  • Aborted (too many errors)

I really was expecting the opposite result, Node.js seems to be incredibly fast in comparison to PHP for these operations.

For the next test, we tried to focus on cpu-intensive operations by running the following algorithm that searches for the first N prime numbers (yes, they could be optimized, but the purpose of the test was to make them cpu-intensive):

// JavaScript
var express = require('express');
var app = express();

app.get('/', function (req, res) {
    function isPrime(num) {
        for (var i = 2; i < num; i++) {
            if (num % i === 0) { return false; }
        }
        return true;
    }

    function display(n) {
        var count = 0;
        for (var i = 3; i < n; i += 2) {
            if (isPrime(i)) { count++; }
        }
        console.log(count);
    }
    display(70000);
    res.json({});
});

app.listen(3000, function () {
  console.log('Example app listening on port 3000!');
});
// php
function isPrime($num) {
    for ($i = 2; $i < $num; $i++) {
        if ($num % $i === 0) { return false; }
    }
    return true;
}

function display($n) {
    $count = 0;
    for ($i = 3; $i < $n; $i += 2) {
        if (isPrime($i)) { $count++; }
    }
    echo $count;
}

display(70000);

My expectations were that PHP would perform much better for this kind of tasks. These were the results:

Result 70,000 numbers 100,000 numbers
Node.js PHP Node.js PHP
Seconds 2 26 2.5 Timed-out after ~33 seconds

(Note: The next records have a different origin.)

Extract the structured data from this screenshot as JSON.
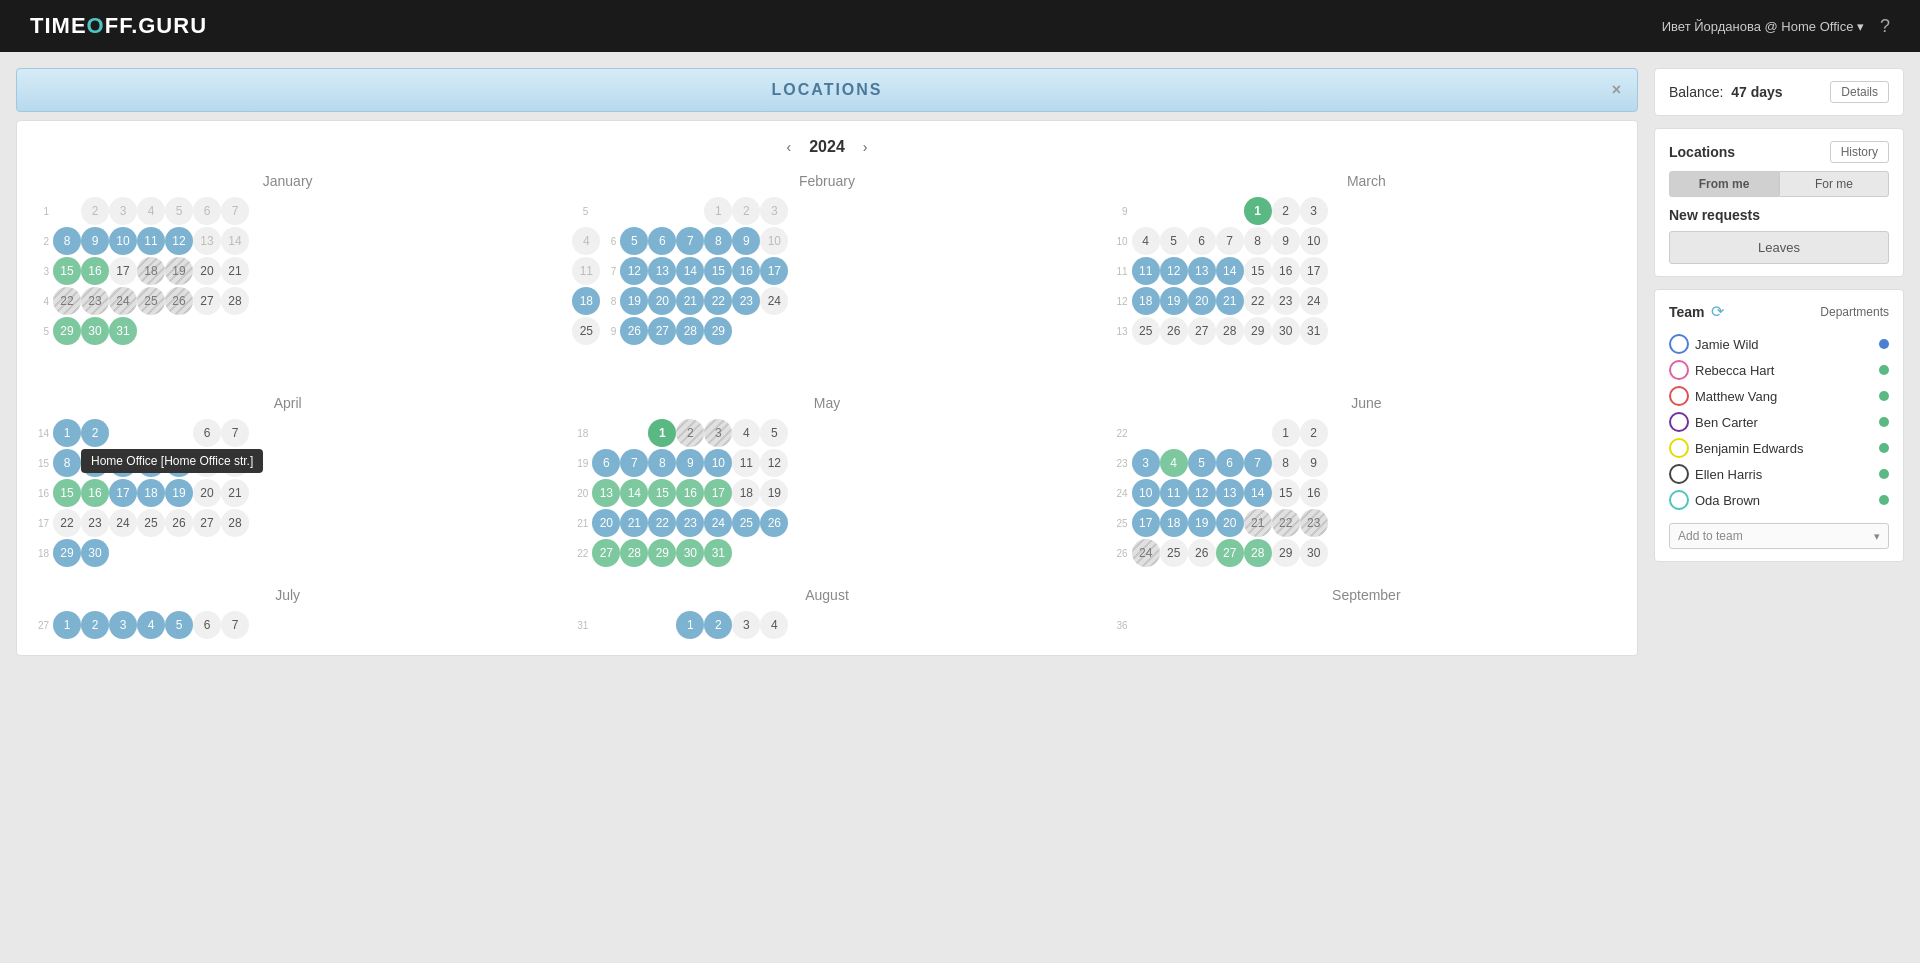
{
  "header": {
    "logo_text": "TIME",
    "logo_accent": "O",
    "logo_suffix": "FF.GURU",
    "user": "Ивет Йорданова @ Home Office ▾",
    "help_icon": "?"
  },
  "locations_bar": {
    "title": "LOCATIONS",
    "close": "×"
  },
  "year_nav": {
    "prev": "‹",
    "year": "2024",
    "next": "›"
  },
  "sidebar": {
    "balance_label": "Balance:",
    "balance_value": "47 days",
    "details_btn": "Details",
    "locations_label": "Locations",
    "history_btn": "History",
    "from_me_btn": "From me",
    "for_me_btn": "For me",
    "new_requests_label": "New requests",
    "leaves_btn": "Leaves",
    "team_label": "Team",
    "departments_btn": "Departments",
    "add_to_team_placeholder": "Add to team",
    "team_members": [
      {
        "name": "Jamie Wild",
        "color": "#4a7fd4",
        "dot": "blue"
      },
      {
        "name": "Rebecca Hart",
        "color": "#e060a0",
        "dot": "green"
      },
      {
        "name": "Matthew Vang",
        "color": "#e05050",
        "dot": "green"
      },
      {
        "name": "Ben Carter",
        "color": "#7030a0",
        "dot": "green"
      },
      {
        "name": "Benjamin Edwards",
        "color": "#e8d800",
        "dot": "green"
      },
      {
        "name": "Ellen Harris",
        "color": "#444444",
        "dot": "green"
      },
      {
        "name": "Oda Brown",
        "color": "#4fc3c3",
        "dot": "green"
      }
    ]
  },
  "tooltip": {
    "text": "Home Office [Home Office str.]"
  }
}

I don't know what to think anymore. I guess we are not using PHP.